Planners, policymakers, and elected officials increasingly view investments in green infrastructure, parks and other green development as opportunities for spurring economic growth, increasing environmental quality, and providing social and recreational amenities in urban areas. However, as planners and city leaders focus on these impacts of green projects, research has proposed that equity concerns--such as access for low-income and marginalized groups, affordability, and displacement--are often not adequately addressed, leading to ‘environmental gentrification.’ At the same time, several works have argued that networks of stakeholders have the potential to support more equitable development, thereby counteracting the potential for gentrification. To date, research has not fully examined the conditions under which more equitable outcomes for green infrastructure projects might be supported and the role of social capital development in addressing these concerns.

To address these concerns, this study seeks to clarify the mechanisms through which green infrastructure planning might support social capital development surrounding housing affordability, gentrification and displacement, and community benefits concerns. Further, it seeks to clarify the mechanisms through which social capital impacts green infrastructure planning and implementation, and policy development surrounding housing affordability, gentrification, and community benefits. The research will examine these interrelationships in two case cities with a prominent focus on planning for green infrastructure, and that allow for variation in political context and in project scale and form. Cases include the Atlanta Westside neighborhoods of Vine City, English Avenue, Washington Park, Bankhead, and Grove Park, which have focused heavily on green infrastructure planning, and the Washington D.C. neighborhoods surrounding the 11th Street Bridge Park project, including Anacostia and Fairlawn. In clarifying interactions between social capital and green infrastructure planning processes and outcomes, the research will enhance our understanding of how social capital might support an increased focus on equity concerns in green infrastructure planning, as well as on the importance of contextual factors such as state and local political context.

 

Additional Information

In Campus Calendar
No
Groups

Graduate Studies

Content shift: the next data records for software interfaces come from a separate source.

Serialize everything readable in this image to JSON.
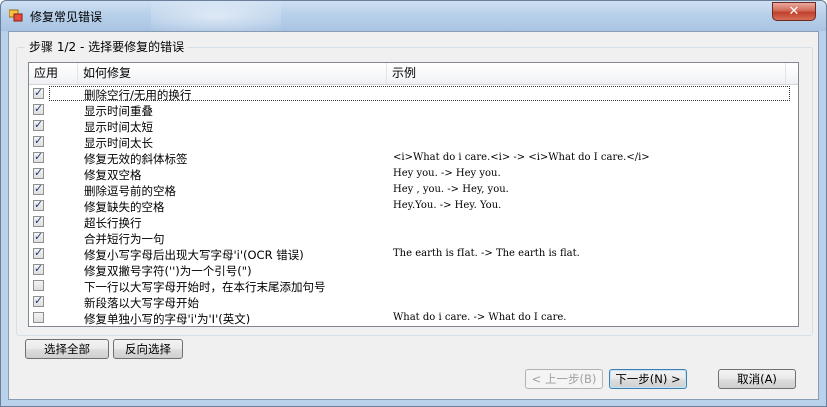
{
  "window": {
    "title": "修复常见错误",
    "close_label": "✕"
  },
  "group": {
    "title": "步骤 1/2 - 选择要修复的错误"
  },
  "list": {
    "columns": [
      "应用",
      "如何修复",
      "示例"
    ],
    "rows": [
      {
        "checked": true,
        "fix": "删除空行/无用的换行",
        "example": ""
      },
      {
        "checked": true,
        "fix": "显示时间重叠",
        "example": ""
      },
      {
        "checked": true,
        "fix": "显示时间太短",
        "example": ""
      },
      {
        "checked": true,
        "fix": "显示时间太长",
        "example": ""
      },
      {
        "checked": true,
        "fix": "修复无效的斜体标签",
        "example": "<i>What do i care.<i> -> <i>What do I care.</i>"
      },
      {
        "checked": true,
        "fix": "修复双空格",
        "example": "Hey   you. -> Hey you."
      },
      {
        "checked": true,
        "fix": "删除逗号前的空格",
        "example": "Hey , you. -> Hey, you."
      },
      {
        "checked": true,
        "fix": "修复缺失的空格",
        "example": "Hey.You. -> Hey. You."
      },
      {
        "checked": true,
        "fix": "超长行换行",
        "example": ""
      },
      {
        "checked": true,
        "fix": "合并短行为一句",
        "example": ""
      },
      {
        "checked": true,
        "fix": "修复小写字母后出现大写字母'i'(OCR 错误)",
        "example": "The earth is fIat. -> The earth is flat."
      },
      {
        "checked": true,
        "fix": "修复双撇号字符('')为一个引号(\")",
        "example": ""
      },
      {
        "checked": false,
        "fix": "下一行以大写字母开始时，在本行末尾添加句号",
        "example": ""
      },
      {
        "checked": true,
        "fix": "新段落以大写字母开始",
        "example": ""
      },
      {
        "checked": false,
        "fix": "修复单独小写的字母'i'为'I'(英文)",
        "example": "What do i care. -> What do I care."
      }
    ]
  },
  "buttons": {
    "select_all": "选择全部",
    "invert_selection": "反向选择",
    "back": "< 上一步(B)",
    "next": "下一步(N) >",
    "cancel": "取消(A)"
  }
}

Invited Audience
Faculty/Staff, Public, Undergraduate students
Categories
Other/Miscellaneous
Keywords
Phd proposal
Status
  • Created By: Tatianna Richardson
  • Workflow Status: Published
  • Created On: Nov 21, 2017 - 1:04pm
  • Last Updated: Nov 21, 2017 - 1:04pm